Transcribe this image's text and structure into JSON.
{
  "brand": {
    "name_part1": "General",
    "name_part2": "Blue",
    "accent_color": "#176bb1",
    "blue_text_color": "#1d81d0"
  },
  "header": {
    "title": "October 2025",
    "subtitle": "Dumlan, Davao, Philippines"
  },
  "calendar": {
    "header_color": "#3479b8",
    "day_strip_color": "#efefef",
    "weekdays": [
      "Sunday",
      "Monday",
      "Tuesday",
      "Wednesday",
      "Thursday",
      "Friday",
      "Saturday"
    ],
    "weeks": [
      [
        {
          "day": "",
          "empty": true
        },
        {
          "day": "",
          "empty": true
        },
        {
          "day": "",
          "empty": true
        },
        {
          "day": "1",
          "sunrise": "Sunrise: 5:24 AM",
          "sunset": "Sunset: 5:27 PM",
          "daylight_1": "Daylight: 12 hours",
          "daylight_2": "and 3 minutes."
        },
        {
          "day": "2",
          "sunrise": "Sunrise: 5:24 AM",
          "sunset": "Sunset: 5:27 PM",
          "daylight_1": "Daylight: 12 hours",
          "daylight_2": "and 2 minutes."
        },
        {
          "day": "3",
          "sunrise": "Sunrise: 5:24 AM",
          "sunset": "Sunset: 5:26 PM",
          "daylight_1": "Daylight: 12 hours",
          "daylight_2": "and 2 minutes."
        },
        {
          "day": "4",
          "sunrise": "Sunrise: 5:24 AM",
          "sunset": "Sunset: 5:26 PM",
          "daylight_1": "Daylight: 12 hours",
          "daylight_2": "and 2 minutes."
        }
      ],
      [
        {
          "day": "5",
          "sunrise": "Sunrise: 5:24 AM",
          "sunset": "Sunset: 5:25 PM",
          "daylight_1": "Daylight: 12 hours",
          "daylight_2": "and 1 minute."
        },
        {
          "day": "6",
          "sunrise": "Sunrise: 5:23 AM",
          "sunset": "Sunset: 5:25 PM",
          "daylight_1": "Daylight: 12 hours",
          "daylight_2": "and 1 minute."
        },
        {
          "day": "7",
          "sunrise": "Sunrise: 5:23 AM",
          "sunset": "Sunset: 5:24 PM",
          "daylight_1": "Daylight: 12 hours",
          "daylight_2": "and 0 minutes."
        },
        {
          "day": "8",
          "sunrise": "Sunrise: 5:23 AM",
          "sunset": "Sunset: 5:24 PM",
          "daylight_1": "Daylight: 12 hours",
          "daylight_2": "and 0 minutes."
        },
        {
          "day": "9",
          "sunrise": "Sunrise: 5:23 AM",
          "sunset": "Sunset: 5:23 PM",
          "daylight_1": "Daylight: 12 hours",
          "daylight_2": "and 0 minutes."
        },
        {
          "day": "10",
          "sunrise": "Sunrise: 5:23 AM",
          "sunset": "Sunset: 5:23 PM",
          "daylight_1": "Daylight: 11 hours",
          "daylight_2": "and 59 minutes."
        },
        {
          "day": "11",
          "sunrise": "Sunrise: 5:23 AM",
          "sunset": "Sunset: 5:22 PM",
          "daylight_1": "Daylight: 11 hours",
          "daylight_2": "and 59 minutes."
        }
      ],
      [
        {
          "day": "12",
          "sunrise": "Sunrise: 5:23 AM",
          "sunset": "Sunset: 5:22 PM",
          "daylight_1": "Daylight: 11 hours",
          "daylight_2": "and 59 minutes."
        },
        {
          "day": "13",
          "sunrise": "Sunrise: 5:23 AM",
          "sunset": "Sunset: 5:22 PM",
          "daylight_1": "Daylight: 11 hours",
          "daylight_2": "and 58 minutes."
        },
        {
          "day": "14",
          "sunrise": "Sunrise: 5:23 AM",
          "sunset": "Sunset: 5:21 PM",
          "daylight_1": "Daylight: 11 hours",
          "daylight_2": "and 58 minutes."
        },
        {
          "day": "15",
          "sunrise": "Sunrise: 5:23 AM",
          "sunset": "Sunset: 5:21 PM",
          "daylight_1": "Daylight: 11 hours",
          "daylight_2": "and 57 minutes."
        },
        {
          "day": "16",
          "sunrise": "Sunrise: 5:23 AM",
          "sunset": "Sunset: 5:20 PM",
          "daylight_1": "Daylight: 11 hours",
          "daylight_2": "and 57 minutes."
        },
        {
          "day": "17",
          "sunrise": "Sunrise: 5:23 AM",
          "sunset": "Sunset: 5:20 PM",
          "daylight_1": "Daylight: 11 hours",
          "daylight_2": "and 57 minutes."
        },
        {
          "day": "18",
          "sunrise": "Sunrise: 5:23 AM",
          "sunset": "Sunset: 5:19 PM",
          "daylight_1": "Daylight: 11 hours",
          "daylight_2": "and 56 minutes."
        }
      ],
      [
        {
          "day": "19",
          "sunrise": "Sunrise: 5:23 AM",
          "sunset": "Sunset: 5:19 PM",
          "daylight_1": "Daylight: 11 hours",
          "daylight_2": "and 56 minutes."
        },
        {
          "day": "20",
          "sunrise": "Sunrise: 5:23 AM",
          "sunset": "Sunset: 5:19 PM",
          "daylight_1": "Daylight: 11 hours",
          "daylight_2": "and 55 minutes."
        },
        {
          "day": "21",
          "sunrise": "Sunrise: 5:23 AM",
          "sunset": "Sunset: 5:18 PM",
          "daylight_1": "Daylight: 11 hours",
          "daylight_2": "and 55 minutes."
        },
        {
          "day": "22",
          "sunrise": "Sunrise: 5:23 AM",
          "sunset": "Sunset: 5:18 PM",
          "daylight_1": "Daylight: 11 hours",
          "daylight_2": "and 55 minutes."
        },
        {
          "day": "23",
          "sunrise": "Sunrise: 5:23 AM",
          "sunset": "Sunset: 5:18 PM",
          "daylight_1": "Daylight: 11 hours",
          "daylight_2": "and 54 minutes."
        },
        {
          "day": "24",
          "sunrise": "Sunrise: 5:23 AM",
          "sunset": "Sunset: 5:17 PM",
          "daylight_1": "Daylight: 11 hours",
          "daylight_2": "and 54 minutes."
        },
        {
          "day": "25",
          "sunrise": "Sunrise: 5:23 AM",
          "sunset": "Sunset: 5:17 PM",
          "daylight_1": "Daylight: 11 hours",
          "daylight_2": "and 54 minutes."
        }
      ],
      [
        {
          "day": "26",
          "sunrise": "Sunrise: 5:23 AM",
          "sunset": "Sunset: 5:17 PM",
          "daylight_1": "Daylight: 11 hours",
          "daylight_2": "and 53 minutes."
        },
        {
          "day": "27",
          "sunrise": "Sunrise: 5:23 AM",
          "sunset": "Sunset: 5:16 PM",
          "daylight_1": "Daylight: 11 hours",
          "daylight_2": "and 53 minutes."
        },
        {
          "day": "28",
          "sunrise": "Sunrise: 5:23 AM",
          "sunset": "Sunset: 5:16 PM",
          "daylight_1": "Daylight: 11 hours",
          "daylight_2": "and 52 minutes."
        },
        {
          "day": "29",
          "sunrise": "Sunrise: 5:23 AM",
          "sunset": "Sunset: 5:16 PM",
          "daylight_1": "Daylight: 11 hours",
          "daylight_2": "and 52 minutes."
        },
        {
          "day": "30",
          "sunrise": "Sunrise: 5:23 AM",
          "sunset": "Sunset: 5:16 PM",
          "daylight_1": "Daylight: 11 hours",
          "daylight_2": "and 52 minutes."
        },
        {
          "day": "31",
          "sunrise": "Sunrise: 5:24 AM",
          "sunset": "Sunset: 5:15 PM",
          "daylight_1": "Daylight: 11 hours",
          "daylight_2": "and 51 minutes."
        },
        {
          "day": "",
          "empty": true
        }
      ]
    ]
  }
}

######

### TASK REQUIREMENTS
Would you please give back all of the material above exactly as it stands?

### TASK OUTPUT
Transcribe this image's text and structure into JSON.
{
  "brand": {
    "name_part1": "General",
    "name_part2": "Blue",
    "accent_color": "#176bb1",
    "blue_text_color": "#1d81d0"
  },
  "header": {
    "title": "October 2025",
    "subtitle": "Dumlan, Davao, Philippines"
  },
  "calendar": {
    "header_color": "#3479b8",
    "day_strip_color": "#efefef",
    "weekdays": [
      "Sunday",
      "Monday",
      "Tuesday",
      "Wednesday",
      "Thursday",
      "Friday",
      "Saturday"
    ],
    "weeks": [
      [
        {
          "day": "",
          "empty": true
        },
        {
          "day": "",
          "empty": true
        },
        {
          "day": "",
          "empty": true
        },
        {
          "day": "1",
          "sunrise": "Sunrise: 5:24 AM",
          "sunset": "Sunset: 5:27 PM",
          "daylight_1": "Daylight: 12 hours",
          "daylight_2": "and 3 minutes."
        },
        {
          "day": "2",
          "sunrise": "Sunrise: 5:24 AM",
          "sunset": "Sunset: 5:27 PM",
          "daylight_1": "Daylight: 12 hours",
          "daylight_2": "and 2 minutes."
        },
        {
          "day": "3",
          "sunrise": "Sunrise: 5:24 AM",
          "sunset": "Sunset: 5:26 PM",
          "daylight_1": "Daylight: 12 hours",
          "daylight_2": "and 2 minutes."
        },
        {
          "day": "4",
          "sunrise": "Sunrise: 5:24 AM",
          "sunset": "Sunset: 5:26 PM",
          "daylight_1": "Daylight: 12 hours",
          "daylight_2": "and 2 minutes."
        }
      ],
      [
        {
          "day": "5",
          "sunrise": "Sunrise: 5:24 AM",
          "sunset": "Sunset: 5:25 PM",
          "daylight_1": "Daylight: 12 hours",
          "daylight_2": "and 1 minute."
        },
        {
          "day": "6",
          "sunrise": "Sunrise: 5:23 AM",
          "sunset": "Sunset: 5:25 PM",
          "daylight_1": "Daylight: 12 hours",
          "daylight_2": "and 1 minute."
        },
        {
          "day": "7",
          "sunrise": "Sunrise: 5:23 AM",
          "sunset": "Sunset: 5:24 PM",
          "daylight_1": "Daylight: 12 hours",
          "daylight_2": "and 0 minutes."
        },
        {
          "day": "8",
          "sunrise": "Sunrise: 5:23 AM",
          "sunset": "Sunset: 5:24 PM",
          "daylight_1": "Daylight: 12 hours",
          "daylight_2": "and 0 minutes."
        },
        {
          "day": "9",
          "sunrise": "Sunrise: 5:23 AM",
          "sunset": "Sunset: 5:23 PM",
          "daylight_1": "Daylight: 12 hours",
          "daylight_2": "and 0 minutes."
        },
        {
          "day": "10",
          "sunrise": "Sunrise: 5:23 AM",
          "sunset": "Sunset: 5:23 PM",
          "daylight_1": "Daylight: 11 hours",
          "daylight_2": "and 59 minutes."
        },
        {
          "day": "11",
          "sunrise": "Sunrise: 5:23 AM",
          "sunset": "Sunset: 5:22 PM",
          "daylight_1": "Daylight: 11 hours",
          "daylight_2": "and 59 minutes."
        }
      ],
      [
        {
          "day": "12",
          "sunrise": "Sunrise: 5:23 AM",
          "sunset": "Sunset: 5:22 PM",
          "daylight_1": "Daylight: 11 hours",
          "daylight_2": "and 59 minutes."
        },
        {
          "day": "13",
          "sunrise": "Sunrise: 5:23 AM",
          "sunset": "Sunset: 5:22 PM",
          "daylight_1": "Daylight: 11 hours",
          "daylight_2": "and 58 minutes."
        },
        {
          "day": "14",
          "sunrise": "Sunrise: 5:23 AM",
          "sunset": "Sunset: 5:21 PM",
          "daylight_1": "Daylight: 11 hours",
          "daylight_2": "and 58 minutes."
        },
        {
          "day": "15",
          "sunrise": "Sunrise: 5:23 AM",
          "sunset": "Sunset: 5:21 PM",
          "daylight_1": "Daylight: 11 hours",
          "daylight_2": "and 57 minutes."
        },
        {
          "day": "16",
          "sunrise": "Sunrise: 5:23 AM",
          "sunset": "Sunset: 5:20 PM",
          "daylight_1": "Daylight: 11 hours",
          "daylight_2": "and 57 minutes."
        },
        {
          "day": "17",
          "sunrise": "Sunrise: 5:23 AM",
          "sunset": "Sunset: 5:20 PM",
          "daylight_1": "Daylight: 11 hours",
          "daylight_2": "and 57 minutes."
        },
        {
          "day": "18",
          "sunrise": "Sunrise: 5:23 AM",
          "sunset": "Sunset: 5:19 PM",
          "daylight_1": "Daylight: 11 hours",
          "daylight_2": "and 56 minutes."
        }
      ],
      [
        {
          "day": "19",
          "sunrise": "Sunrise: 5:23 AM",
          "sunset": "Sunset: 5:19 PM",
          "daylight_1": "Daylight: 11 hours",
          "daylight_2": "and 56 minutes."
        },
        {
          "day": "20",
          "sunrise": "Sunrise: 5:23 AM",
          "sunset": "Sunset: 5:19 PM",
          "daylight_1": "Daylight: 11 hours",
          "daylight_2": "and 55 minutes."
        },
        {
          "day": "21",
          "sunrise": "Sunrise: 5:23 AM",
          "sunset": "Sunset: 5:18 PM",
          "daylight_1": "Daylight: 11 hours",
          "daylight_2": "and 55 minutes."
        },
        {
          "day": "22",
          "sunrise": "Sunrise: 5:23 AM",
          "sunset": "Sunset: 5:18 PM",
          "daylight_1": "Daylight: 11 hours",
          "daylight_2": "and 55 minutes."
        },
        {
          "day": "23",
          "sunrise": "Sunrise: 5:23 AM",
          "sunset": "Sunset: 5:18 PM",
          "daylight_1": "Daylight: 11 hours",
          "daylight_2": "and 54 minutes."
        },
        {
          "day": "24",
          "sunrise": "Sunrise: 5:23 AM",
          "sunset": "Sunset: 5:17 PM",
          "daylight_1": "Daylight: 11 hours",
          "daylight_2": "and 54 minutes."
        },
        {
          "day": "25",
          "sunrise": "Sunrise: 5:23 AM",
          "sunset": "Sunset: 5:17 PM",
          "daylight_1": "Daylight: 11 hours",
          "daylight_2": "and 54 minutes."
        }
      ],
      [
        {
          "day": "26",
          "sunrise": "Sunrise: 5:23 AM",
          "sunset": "Sunset: 5:17 PM",
          "daylight_1": "Daylight: 11 hours",
          "daylight_2": "and 53 minutes."
        },
        {
          "day": "27",
          "sunrise": "Sunrise: 5:23 AM",
          "sunset": "Sunset: 5:16 PM",
          "daylight_1": "Daylight: 11 hours",
          "daylight_2": "and 53 minutes."
        },
        {
          "day": "28",
          "sunrise": "Sunrise: 5:23 AM",
          "sunset": "Sunset: 5:16 PM",
          "daylight_1": "Daylight: 11 hours",
          "daylight_2": "and 52 minutes."
        },
        {
          "day": "29",
          "sunrise": "Sunrise: 5:23 AM",
          "sunset": "Sunset: 5:16 PM",
          "daylight_1": "Daylight: 11 hours",
          "daylight_2": "and 52 minutes."
        },
        {
          "day": "30",
          "sunrise": "Sunrise: 5:23 AM",
          "sunset": "Sunset: 5:16 PM",
          "daylight_1": "Daylight: 11 hours",
          "daylight_2": "and 52 minutes."
        },
        {
          "day": "31",
          "sunrise": "Sunrise: 5:24 AM",
          "sunset": "Sunset: 5:15 PM",
          "daylight_1": "Daylight: 11 hours",
          "daylight_2": "and 51 minutes."
        },
        {
          "day": "",
          "empty": true
        }
      ]
    ]
  }
}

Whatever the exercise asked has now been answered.